### TO DO
Each record must be output exactly and in full.

PROVIDED DATA Start Marker

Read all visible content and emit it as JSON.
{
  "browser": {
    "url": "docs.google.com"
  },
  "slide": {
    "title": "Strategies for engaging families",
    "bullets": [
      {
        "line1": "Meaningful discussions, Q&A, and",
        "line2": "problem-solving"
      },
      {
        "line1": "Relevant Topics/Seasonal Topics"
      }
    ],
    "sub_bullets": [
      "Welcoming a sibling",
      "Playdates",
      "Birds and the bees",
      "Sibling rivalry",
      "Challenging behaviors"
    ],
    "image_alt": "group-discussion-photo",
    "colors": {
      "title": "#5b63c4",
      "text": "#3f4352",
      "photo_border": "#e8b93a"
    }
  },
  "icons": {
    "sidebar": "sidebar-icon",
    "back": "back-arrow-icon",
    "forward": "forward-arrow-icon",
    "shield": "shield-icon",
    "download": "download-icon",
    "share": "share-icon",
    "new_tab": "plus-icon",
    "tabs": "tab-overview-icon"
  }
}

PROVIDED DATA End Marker

### TASK RESULT
Read all visible content and emit it as JSON.
{
  "browser": {
    "url": "docs.google.com"
  },
  "slide": {
    "title": "Strategies for engaging families",
    "bullets": [
      {
        "line1": "Meaningful discussions, Q&A, and",
        "line2": "problem-solving"
      },
      {
        "line1": "Relevant Topics/Seasonal Topics"
      }
    ],
    "sub_bullets": [
      "Welcoming a sibling",
      "Playdates",
      "Birds and the bees",
      "Sibling rivalry",
      "Challenging behaviors"
    ],
    "image_alt": "group-discussion-photo",
    "colors": {
      "title": "#5b63c4",
      "text": "#3f4352",
      "photo_border": "#e8b93a"
    }
  },
  "icons": {
    "sidebar": "sidebar-icon",
    "back": "back-arrow-icon",
    "forward": "forward-arrow-icon",
    "shield": "shield-icon",
    "download": "download-icon",
    "share": "share-icon",
    "new_tab": "plus-icon",
    "tabs": "tab-overview-icon"
  }
}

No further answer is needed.